I think it was really cool that Supreme has reached the level that they have. Completely insane. They’re more mainstream than any brand has ever been in our world. You can’t walk any street on any city in the world and not see someone wearing Supreme. It’s crazy, thinking they just started as a skate shop in New York. To think about how big they are now is unreal. I think it’s just product. A brand like Diamond or Supreme that goes beyond skate and streetwear and hit the regular mainstream is just making good product to keep people excited.
I saw you got a lot of the Supreme x Louis Vuitton collection.
Yeah, I’ll always support them. When I first started Diamond 20 years ago, they were one of the very first supporters. They were always down, they were always carrying our product. Kids would line up at Supreme to buy Diamond shirts before we had any of our own retail stores. I’ve always been down with them and think it’s dope to see what they’ve become.
What’s the state of streetwear nowadays?
I don’t even know what streetwear is anymore. Being a skate brand that turned streetwear and never left skate, we just gained new fans. We gained fans from streetwear. Now, it’s interesting. I consider streetwear anyone who makes clothes, really. Kids are buying more expensive stuff like Prada. Those brands are exciting to kids now. The prices are higher than Supreme and streetwear brands of the past. I don’t really know the state of streetwear. It’s a trip. It’s just different. Even more than five years ago.
What did you think about the madness that broke out over sneakers at ComplexCon?
With sneakers, that’s what people were tripping on at ComplexCon this year.

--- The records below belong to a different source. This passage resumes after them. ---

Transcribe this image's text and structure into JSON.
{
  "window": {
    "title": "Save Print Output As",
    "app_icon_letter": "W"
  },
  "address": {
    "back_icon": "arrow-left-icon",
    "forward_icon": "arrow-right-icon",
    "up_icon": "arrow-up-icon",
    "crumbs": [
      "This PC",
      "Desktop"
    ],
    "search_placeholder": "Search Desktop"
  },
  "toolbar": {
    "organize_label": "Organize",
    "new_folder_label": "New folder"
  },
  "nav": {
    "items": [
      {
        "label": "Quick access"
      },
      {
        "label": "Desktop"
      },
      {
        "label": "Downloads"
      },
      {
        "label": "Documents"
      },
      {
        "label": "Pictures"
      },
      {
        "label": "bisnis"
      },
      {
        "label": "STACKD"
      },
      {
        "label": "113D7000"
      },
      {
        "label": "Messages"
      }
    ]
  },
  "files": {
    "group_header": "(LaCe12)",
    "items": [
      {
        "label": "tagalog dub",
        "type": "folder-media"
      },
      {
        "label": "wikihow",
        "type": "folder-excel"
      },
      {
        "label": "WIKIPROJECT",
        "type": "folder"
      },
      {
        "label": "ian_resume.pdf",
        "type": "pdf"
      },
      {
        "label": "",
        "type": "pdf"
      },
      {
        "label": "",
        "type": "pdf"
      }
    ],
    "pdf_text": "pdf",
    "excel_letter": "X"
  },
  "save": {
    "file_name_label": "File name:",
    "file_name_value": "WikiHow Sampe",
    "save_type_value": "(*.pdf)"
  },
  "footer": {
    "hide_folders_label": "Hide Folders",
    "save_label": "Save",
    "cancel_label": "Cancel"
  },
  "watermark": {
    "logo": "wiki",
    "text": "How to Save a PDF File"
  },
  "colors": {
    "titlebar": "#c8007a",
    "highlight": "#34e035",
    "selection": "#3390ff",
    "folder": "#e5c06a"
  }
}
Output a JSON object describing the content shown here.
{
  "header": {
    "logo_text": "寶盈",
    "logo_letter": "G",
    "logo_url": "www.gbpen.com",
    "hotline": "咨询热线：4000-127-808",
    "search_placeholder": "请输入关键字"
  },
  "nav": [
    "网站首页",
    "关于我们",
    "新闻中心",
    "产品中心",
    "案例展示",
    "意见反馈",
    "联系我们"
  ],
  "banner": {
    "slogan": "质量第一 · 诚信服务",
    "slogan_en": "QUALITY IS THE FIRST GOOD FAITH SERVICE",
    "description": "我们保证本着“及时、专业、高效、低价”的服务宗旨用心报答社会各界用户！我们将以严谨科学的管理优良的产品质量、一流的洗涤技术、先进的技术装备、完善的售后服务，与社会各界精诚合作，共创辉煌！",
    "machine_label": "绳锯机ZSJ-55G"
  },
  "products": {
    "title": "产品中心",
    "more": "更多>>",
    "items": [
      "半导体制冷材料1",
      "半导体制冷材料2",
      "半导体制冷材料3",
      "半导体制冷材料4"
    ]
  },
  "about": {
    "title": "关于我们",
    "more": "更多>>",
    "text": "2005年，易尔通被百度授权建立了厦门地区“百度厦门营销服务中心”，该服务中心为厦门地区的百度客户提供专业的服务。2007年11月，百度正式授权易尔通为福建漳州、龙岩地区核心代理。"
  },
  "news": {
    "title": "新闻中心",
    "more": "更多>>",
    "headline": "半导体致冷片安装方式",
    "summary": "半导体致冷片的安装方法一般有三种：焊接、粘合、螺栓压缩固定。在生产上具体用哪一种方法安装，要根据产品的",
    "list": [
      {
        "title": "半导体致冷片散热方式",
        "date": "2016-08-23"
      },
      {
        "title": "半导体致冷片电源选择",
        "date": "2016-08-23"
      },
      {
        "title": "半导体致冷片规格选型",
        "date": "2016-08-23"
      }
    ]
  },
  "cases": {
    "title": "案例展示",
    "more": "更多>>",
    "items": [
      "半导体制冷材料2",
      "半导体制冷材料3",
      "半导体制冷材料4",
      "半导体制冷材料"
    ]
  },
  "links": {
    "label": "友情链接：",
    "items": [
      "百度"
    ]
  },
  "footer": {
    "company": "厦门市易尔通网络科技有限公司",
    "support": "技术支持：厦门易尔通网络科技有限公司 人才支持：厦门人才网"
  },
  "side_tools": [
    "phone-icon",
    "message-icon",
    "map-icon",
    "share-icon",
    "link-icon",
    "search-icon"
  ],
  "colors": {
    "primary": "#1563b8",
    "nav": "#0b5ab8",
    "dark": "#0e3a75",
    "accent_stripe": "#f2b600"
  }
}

I feel like the sneaker game has always been like that. When we were kids, we’d go buy Jordans in the early ‘90s, and it would be impossible. We’d go super early in the morning to get them and there was a line down the block. It was the same, but there are more kids into it now. So it makes it harder. The sneaker game has always been people who are fanatical about shoes.
What do you think of skate culture being in fashion magazines? Thrasher being in Vogue?
I never thought it would happen. Especially with Thrasher, I didn’t think that was going to be a thing. In fashion? Thrasher’s always been the core skate magazine. Super punk rock and grunge. It is what it is. Every skater grew up with that. It’s giving skateboarding more recognition to the mainstream. Skateboarding’s always been so small. People hated skaters. We’re trash. People didn’t like us. Now people see skaters and are like, “Wow, that’s fucking cool.”